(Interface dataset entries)
++++++

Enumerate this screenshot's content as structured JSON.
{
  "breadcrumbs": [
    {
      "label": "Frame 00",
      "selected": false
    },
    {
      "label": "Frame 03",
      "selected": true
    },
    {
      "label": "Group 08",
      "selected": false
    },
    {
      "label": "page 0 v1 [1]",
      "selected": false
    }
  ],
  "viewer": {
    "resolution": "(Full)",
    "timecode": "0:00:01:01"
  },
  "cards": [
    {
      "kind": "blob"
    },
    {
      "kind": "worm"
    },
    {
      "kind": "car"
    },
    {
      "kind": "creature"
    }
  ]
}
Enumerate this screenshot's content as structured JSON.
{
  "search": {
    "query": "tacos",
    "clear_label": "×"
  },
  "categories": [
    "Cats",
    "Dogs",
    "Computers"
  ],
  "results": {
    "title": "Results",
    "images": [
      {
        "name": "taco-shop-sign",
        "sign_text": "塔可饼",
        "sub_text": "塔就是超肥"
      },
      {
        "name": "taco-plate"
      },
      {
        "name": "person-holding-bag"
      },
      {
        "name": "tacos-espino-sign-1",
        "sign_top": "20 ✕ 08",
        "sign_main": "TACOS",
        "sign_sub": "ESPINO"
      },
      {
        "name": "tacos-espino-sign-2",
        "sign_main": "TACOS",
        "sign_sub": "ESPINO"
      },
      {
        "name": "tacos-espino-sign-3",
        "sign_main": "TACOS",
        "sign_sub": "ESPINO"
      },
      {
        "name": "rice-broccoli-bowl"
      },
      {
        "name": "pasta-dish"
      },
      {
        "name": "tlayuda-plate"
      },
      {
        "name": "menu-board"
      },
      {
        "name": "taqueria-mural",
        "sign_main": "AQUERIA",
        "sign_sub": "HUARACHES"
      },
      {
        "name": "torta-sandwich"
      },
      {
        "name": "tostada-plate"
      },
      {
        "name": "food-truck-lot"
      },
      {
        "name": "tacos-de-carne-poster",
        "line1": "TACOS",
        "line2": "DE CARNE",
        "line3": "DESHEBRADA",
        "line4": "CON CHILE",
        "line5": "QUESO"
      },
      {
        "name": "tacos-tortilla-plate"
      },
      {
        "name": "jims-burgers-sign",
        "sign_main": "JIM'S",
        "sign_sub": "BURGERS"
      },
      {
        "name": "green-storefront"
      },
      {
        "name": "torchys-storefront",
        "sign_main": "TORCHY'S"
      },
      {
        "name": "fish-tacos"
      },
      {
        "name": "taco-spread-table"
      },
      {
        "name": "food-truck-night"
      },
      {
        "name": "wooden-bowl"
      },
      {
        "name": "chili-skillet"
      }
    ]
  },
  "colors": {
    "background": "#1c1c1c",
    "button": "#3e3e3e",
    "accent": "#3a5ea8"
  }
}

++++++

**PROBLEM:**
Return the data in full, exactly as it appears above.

**SOLVED PROBLEM:**
Enumerate this screenshot's content as structured JSON.
{
  "breadcrumbs": [
    {
      "label": "Frame 00",
      "selected": false
    },
    {
      "label": "Frame 03",
      "selected": true
    },
    {
      "label": "Group 08",
      "selected": false
    },
    {
      "label": "page 0 v1 [1]",
      "selected": false
    }
  ],
  "viewer": {
    "resolution": "(Full)",
    "timecode": "0:00:01:01"
  },
  "cards": [
    {
      "kind": "blob"
    },
    {
      "kind": "worm"
    },
    {
      "kind": "car"
    },
    {
      "kind": "creature"
    }
  ]
}
Enumerate this screenshot's content as structured JSON.
{
  "search": {
    "query": "tacos",
    "clear_label": "×"
  },
  "categories": [
    "Cats",
    "Dogs",
    "Computers"
  ],
  "results": {
    "title": "Results",
    "images": [
      {
        "name": "taco-shop-sign",
        "sign_text": "塔可饼",
        "sub_text": "塔就是超肥"
      },
      {
        "name": "taco-plate"
      },
      {
        "name": "person-holding-bag"
      },
      {
        "name": "tacos-espino-sign-1",
        "sign_top": "20 ✕ 08",
        "sign_main": "TACOS",
        "sign_sub": "ESPINO"
      },
      {
        "name": "tacos-espino-sign-2",
        "sign_main": "TACOS",
        "sign_sub": "ESPINO"
      },
      {
        "name": "tacos-espino-sign-3",
        "sign_main": "TACOS",
        "sign_sub": "ESPINO"
      },
      {
        "name": "rice-broccoli-bowl"
      },
      {
        "name": "pasta-dish"
      },
      {
        "name": "tlayuda-plate"
      },
      {
        "name": "menu-board"
      },
      {
        "name": "taqueria-mural",
        "sign_main": "AQUERIA",
        "sign_sub": "HUARACHES"
      },
      {
        "name": "torta-sandwich"
      },
      {
        "name": "tostada-plate"
      },
      {
        "name": "food-truck-lot"
      },
      {
        "name": "tacos-de-carne-poster",
        "line1": "TACOS",
        "line2": "DE CARNE",
        "line3": "DESHEBRADA",
        "line4": "CON CHILE",
        "line5": "QUESO"
      },
      {
        "name": "tacos-tortilla-plate"
      },
      {
        "name": "jims-burgers-sign",
        "sign_main": "JIM'S",
        "sign_sub": "BURGERS"
      },
      {
        "name": "green-storefront"
      },
      {
        "name": "torchys-storefront",
        "sign_main": "TORCHY'S"
      },
      {
        "name": "fish-tacos"
      },
      {
        "name": "taco-spread-table"
      },
      {
        "name": "food-truck-night"
      },
      {
        "name": "wooden-bowl"
      },
      {
        "name": "chili-skillet"
      }
    ]
  },
  "colors": {
    "background": "#1c1c1c",
    "button": "#3e3e3e",
    "accent": "#3a5ea8"
  }
}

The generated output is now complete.